#### [WORK INSTRUCTIONS]
Read the listing below and copy out every line that holds "username".

DATASET RECORDS below:

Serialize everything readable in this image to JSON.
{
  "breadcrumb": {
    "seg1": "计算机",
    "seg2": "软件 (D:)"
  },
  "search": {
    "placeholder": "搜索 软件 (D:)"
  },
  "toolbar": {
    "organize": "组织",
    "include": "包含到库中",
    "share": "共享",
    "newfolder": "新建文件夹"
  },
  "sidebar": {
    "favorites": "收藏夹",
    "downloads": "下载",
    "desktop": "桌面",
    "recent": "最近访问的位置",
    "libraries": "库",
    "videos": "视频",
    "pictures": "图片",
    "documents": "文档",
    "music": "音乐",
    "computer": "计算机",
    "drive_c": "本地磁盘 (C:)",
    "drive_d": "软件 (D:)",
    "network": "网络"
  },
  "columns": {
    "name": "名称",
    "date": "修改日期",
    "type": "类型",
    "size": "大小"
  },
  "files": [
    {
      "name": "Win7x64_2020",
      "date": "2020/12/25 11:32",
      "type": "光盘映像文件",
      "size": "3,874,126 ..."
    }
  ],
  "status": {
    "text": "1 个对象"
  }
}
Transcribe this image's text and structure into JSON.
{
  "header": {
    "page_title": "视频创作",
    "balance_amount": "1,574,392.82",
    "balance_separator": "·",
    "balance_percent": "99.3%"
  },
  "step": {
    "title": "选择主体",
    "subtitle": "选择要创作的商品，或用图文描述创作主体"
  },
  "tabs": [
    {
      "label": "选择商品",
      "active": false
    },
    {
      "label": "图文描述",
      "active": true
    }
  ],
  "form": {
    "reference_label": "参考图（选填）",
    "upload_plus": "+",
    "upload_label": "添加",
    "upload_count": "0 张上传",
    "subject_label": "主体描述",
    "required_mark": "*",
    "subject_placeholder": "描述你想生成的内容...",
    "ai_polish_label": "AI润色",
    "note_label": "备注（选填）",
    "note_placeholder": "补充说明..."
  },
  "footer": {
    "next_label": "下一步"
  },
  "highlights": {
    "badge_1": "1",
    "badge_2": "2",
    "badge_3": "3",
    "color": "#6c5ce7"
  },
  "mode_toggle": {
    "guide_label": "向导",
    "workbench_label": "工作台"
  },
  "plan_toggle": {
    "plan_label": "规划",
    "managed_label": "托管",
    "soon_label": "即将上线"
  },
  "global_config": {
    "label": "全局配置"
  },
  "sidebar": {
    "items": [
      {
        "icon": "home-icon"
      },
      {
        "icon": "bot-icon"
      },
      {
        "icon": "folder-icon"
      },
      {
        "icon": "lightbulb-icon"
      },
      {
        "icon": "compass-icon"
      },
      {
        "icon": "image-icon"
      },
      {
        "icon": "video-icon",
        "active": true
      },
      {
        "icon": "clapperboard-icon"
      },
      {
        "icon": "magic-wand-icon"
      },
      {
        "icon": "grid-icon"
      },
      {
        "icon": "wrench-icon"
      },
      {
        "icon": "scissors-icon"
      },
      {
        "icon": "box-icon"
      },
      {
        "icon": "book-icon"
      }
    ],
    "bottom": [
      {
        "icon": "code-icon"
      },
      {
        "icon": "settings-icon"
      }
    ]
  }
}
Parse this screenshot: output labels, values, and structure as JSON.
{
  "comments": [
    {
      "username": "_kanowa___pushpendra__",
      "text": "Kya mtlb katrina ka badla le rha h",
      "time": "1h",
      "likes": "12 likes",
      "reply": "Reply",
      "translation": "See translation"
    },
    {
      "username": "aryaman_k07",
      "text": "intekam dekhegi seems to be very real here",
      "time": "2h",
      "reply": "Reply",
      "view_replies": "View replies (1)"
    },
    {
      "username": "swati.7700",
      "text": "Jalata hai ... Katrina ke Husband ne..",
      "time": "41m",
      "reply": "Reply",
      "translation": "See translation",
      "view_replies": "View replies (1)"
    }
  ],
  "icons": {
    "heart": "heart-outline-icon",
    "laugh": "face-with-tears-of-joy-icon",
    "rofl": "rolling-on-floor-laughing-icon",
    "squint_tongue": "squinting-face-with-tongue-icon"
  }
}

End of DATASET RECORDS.

#### [RESPONSE]
      "username": "_kanowa___pushpendra__",
      "username": "aryaman_k07",
      "username": "swati.7700",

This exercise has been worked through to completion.